a license. However, copyright does not apply to public domain works – anyone can modify and use this software without restrictions. However, you should be aware that the public domain code is rare and the definition varies by jurisdiction. A more detailed list includes five types of software licenses. It distinguishes more finely between different types of open source licenses and proprietary licenses. This list includes the following: FOSS licenses: FOSS licenses, or free and open source software licenses, are highly permissive agreements that allow users to modify, use, share, and reuse the source code of a software product without restrictions. FOSS licenses give users a high level of fair dealing authority. The cost of a software license depends on the type of license, the type of software, and the pricing model. There may be a one-time fee that gives the user ownership rights to the software. This approach is considered the traditional way of owning software – buying the license in advance and acquiring the rights to use the software indefinitely.

This type of purchase agreement is called a perpetual license. If software is defined as being in the public domain, anyone is free to use and modify the software without restrictions. This is a “permissive” license that allows you to take the code from applications or projects and reuse the software at will. If you have questions about the correct use and distribution of a software product that are not answered in this brochure, contact your IT office, the software developer or publisher, or other relevant authorities at your institution. A software license is a type of user agreement that protects the intellectual property of a software developer who created an application, its source code, and its object code. As legal agreements, software licenses typically define the scope of a software`s copyright, whether users can distribute the software, and how they can use it. Software licenses usually take the form of a text document and contractually limit the claims a user can make against a developer. In addition, software licenses may contain limitations on various end user rights, installation limitations, warranties, and liabilities. Software can be expensive. You may think you can`t afford to buy some programs you need. On-premise and bulk licensed software are legal alternatives that make multiple copies of software more affordable. Many educational institutions negotiate special prices for software used and purchased by faculty, staff, and students.

Contact your campus IT office for information. As with other software, locally licensed or bulk purchased software is still protected by copyright, although the price per copy may be significantly lower than the normal commercial price. A common condition for licensing or bulk purchase of websites is that copying and distribution of the software is limited to a central location that must maintain an inventory of who received it. If you leave the university community after graduation, retirement or retirement, you may no longer be covered by the institutional agreement and may be required to return or destroy your copies of the software licensed to the institution. The COVID-19 pandemic has highlighted some of the most serious challenges in software license management. Many companies were unprepared for the sudden increase in demand for software licenses when their workforce left remotely. They needed additional licenses for web conferencing, messaging and communication software. They also needed quick access to additional security software licenses. There are two general types of software licenses, which differ depending on the copyright consideration.

Software with a public domain license may be used, modified, and distributed without restriction.

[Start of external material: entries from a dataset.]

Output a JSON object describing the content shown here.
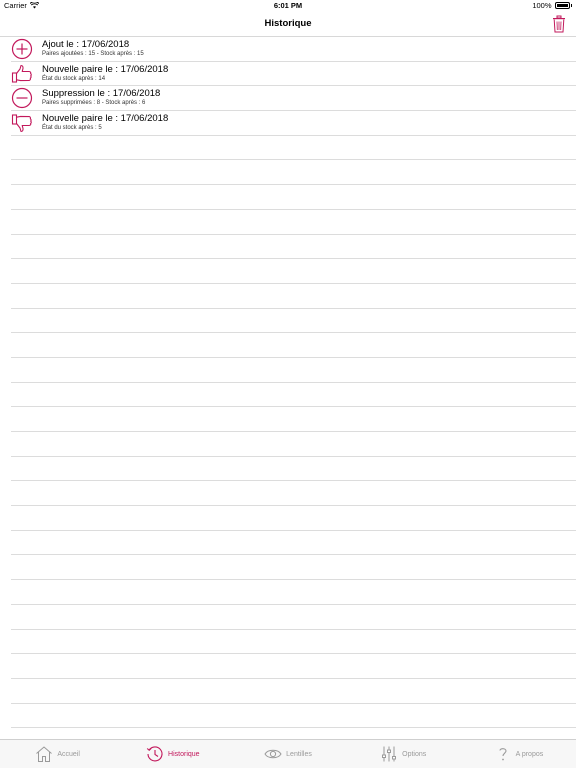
{
  "status_bar": {
    "carrier": "Carrier",
    "time": "6:01 PM",
    "battery": "100%"
  },
  "nav": {
    "title": "Historique"
  },
  "colors": {
    "accent": "#c2185b",
    "inactive": "#9a9a9a",
    "separator": "#dcdcdc"
  },
  "history": [
    {
      "icon": "plus-circle-icon",
      "title": "Ajout le : 17/06/2018",
      "subtitle": "Paires ajoutées : 15 - Stock après : 15"
    },
    {
      "icon": "thumbs-up-icon",
      "title": "Nouvelle paire le : 17/06/2018",
      "subtitle": "État du stock après : 14"
    },
    {
      "icon": "minus-circle-icon",
      "title": "Suppression le : 17/06/2018",
      "subtitle": "Paires supprimées : 8 - Stock après : 6"
    },
    {
      "icon": "thumbs-down-icon",
      "title": "Nouvelle paire le : 17/06/2018",
      "subtitle": "État du stock après : 5"
    }
  ],
  "tabs": [
    {
      "label": "Accueil",
      "icon": "home-icon",
      "active": false
    },
    {
      "label": "Historique",
      "icon": "history-icon",
      "active": true
    },
    {
      "label": "Lentilles",
      "icon": "eye-icon",
      "active": false
    },
    {
      "label": "Options",
      "icon": "sliders-icon",
      "active": false
    },
    {
      "label": "A propos",
      "icon": "question-icon",
      "active": false
    }
  ]
}
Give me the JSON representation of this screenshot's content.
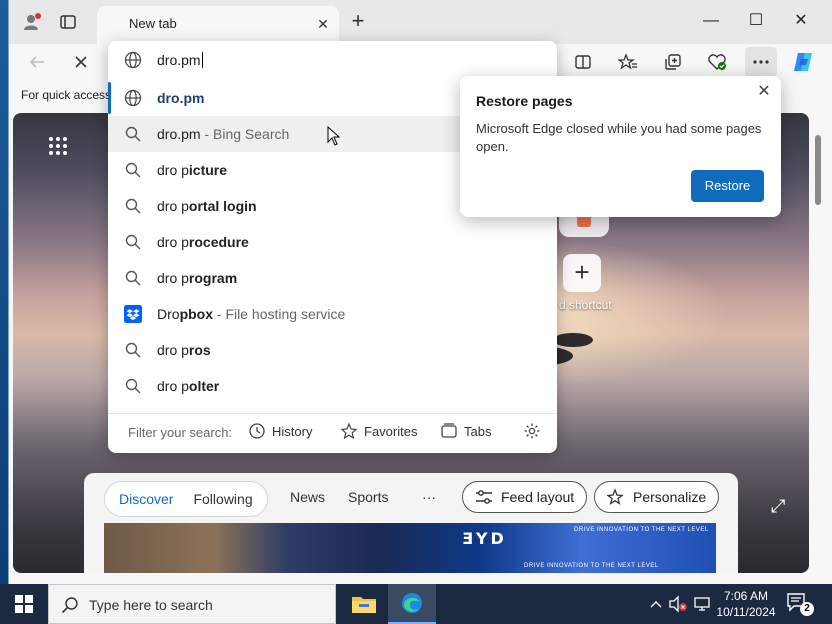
{
  "browser": {
    "tab": {
      "title": "New tab",
      "close_glyph": "✕"
    },
    "newtab_glyph": "+",
    "window_controls": {
      "minimize": "—",
      "maximize": "☐",
      "close": "✕"
    },
    "favorites_bar_text": "For quick access",
    "address_value": "dro.pm"
  },
  "suggestions": [
    {
      "icon": "globe-icon",
      "pre": "",
      "bold": "dro.pm",
      "post": "",
      "sub": ""
    },
    {
      "icon": "search-icon",
      "pre": "dro.pm",
      "bold": "",
      "post": "",
      "sub": " - Bing Search"
    },
    {
      "icon": "search-icon",
      "pre": "dro p",
      "bold": "icture",
      "post": "",
      "sub": ""
    },
    {
      "icon": "search-icon",
      "pre": "dro p",
      "bold": "ortal login",
      "post": "",
      "sub": ""
    },
    {
      "icon": "search-icon",
      "pre": "dro p",
      "bold": "rocedure",
      "post": "",
      "sub": ""
    },
    {
      "icon": "search-icon",
      "pre": "dro p",
      "bold": "rogram",
      "post": "",
      "sub": ""
    },
    {
      "icon": "dropbox-icon",
      "pre": "Dro",
      "bold": "pbox",
      "post": "",
      "sub": " - File hosting service"
    },
    {
      "icon": "search-icon",
      "pre": "dro p",
      "bold": "ros",
      "post": "",
      "sub": ""
    },
    {
      "icon": "search-icon",
      "pre": "dro p",
      "bold": "olter",
      "post": "",
      "sub": ""
    }
  ],
  "filter": {
    "label": "Filter your search:",
    "history": "History",
    "favorites": "Favorites",
    "tabs": "Tabs"
  },
  "popup": {
    "title": "Restore pages",
    "message": "Microsoft Edge closed while you had some pages open.",
    "button": "Restore",
    "close_glyph": "✕"
  },
  "ntp": {
    "add_shortcut_label": "d shortcut",
    "add_glyph": "+",
    "expand_glyph": "⤢",
    "feed_tabs": [
      "Discover",
      "Following"
    ],
    "feed_links": [
      "News",
      "Sports"
    ],
    "more_glyph": "···",
    "feed_layout": "Feed layout",
    "personalize": "Personalize",
    "ad_logo": "ƎYD",
    "ad_tagline_1": "DRIVE INNOVATION TO THE NEXT LEVEL",
    "ad_tagline_2": "DRIVE INNOVATION TO THE NEXT LEVEL"
  },
  "taskbar": {
    "search_placeholder": "Type here to search",
    "time": "7:06 AM",
    "date": "10/11/2024",
    "notification_count": "2"
  },
  "colors": {
    "accent": "#0f6cbd",
    "taskbar": "#1b2a40",
    "dropbox": "#0061fe"
  }
}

This is a kind of highly permissive license that does not limit users` ability to adopt existing source code of the software into new applications or projects. In addition, public domain licenses allow users to reuse the software at the capacity they want.